### DATA
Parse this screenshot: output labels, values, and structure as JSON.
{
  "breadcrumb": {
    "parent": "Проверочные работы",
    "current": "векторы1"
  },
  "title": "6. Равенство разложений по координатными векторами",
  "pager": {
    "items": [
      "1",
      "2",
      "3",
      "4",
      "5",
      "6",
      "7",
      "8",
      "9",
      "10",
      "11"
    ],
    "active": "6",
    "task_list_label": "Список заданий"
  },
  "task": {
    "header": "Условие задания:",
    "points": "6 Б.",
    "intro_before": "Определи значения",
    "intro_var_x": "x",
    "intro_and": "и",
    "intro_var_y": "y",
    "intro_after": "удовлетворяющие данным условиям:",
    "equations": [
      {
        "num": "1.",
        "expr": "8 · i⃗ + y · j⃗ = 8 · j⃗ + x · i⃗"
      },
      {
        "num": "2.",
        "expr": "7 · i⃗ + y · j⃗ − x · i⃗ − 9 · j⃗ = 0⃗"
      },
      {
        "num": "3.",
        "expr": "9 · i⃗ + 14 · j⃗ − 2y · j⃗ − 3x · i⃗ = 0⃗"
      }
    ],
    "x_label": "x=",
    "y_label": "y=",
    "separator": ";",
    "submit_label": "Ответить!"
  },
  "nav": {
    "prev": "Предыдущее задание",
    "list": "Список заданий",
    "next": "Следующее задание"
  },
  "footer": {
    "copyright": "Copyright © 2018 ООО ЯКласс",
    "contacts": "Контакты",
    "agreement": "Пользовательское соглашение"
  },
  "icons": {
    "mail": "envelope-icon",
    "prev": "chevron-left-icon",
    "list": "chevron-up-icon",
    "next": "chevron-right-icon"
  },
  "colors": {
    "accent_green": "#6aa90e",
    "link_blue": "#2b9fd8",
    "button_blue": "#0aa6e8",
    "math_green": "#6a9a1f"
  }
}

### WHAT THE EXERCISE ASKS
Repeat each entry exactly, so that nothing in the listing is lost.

### ANSWER BOX
Parse this screenshot: output labels, values, and structure as JSON.
{
  "breadcrumb": {
    "parent": "Проверочные работы",
    "current": "векторы1"
  },
  "title": "6. Равенство разложений по координатными векторами",
  "pager": {
    "items": [
      "1",
      "2",
      "3",
      "4",
      "5",
      "6",
      "7",
      "8",
      "9",
      "10",
      "11"
    ],
    "active": "6",
    "task_list_label": "Список заданий"
  },
  "task": {
    "header": "Условие задания:",
    "points": "6 Б.",
    "intro_before": "Определи значения",
    "intro_var_x": "x",
    "intro_and": "и",
    "intro_var_y": "y",
    "intro_after": "удовлетворяющие данным условиям:",
    "equations": [
      {
        "num": "1.",
        "expr": "8 · i⃗ + y · j⃗ = 8 · j⃗ + x · i⃗"
      },
      {
        "num": "2.",
        "expr": "7 · i⃗ + y · j⃗ − x · i⃗ − 9 · j⃗ = 0⃗"
      },
      {
        "num": "3.",
        "expr": "9 · i⃗ + 14 · j⃗ − 2y · j⃗ − 3x · i⃗ = 0⃗"
      }
    ],
    "x_label": "x=",
    "y_label": "y=",
    "separator": ";",
    "submit_label": "Ответить!"
  },
  "nav": {
    "prev": "Предыдущее задание",
    "list": "Список заданий",
    "next": "Следующее задание"
  },
  "footer": {
    "copyright": "Copyright © 2018 ООО ЯКласс",
    "contacts": "Контакты",
    "agreement": "Пользовательское соглашение"
  },
  "icons": {
    "mail": "envelope-icon",
    "prev": "chevron-left-icon",
    "list": "chevron-up-icon",
    "next": "chevron-right-icon"
  },
  "colors": {
    "accent_green": "#6aa90e",
    "link_blue": "#2b9fd8",
    "button_blue": "#0aa6e8",
    "math_green": "#6a9a1f"
  }
}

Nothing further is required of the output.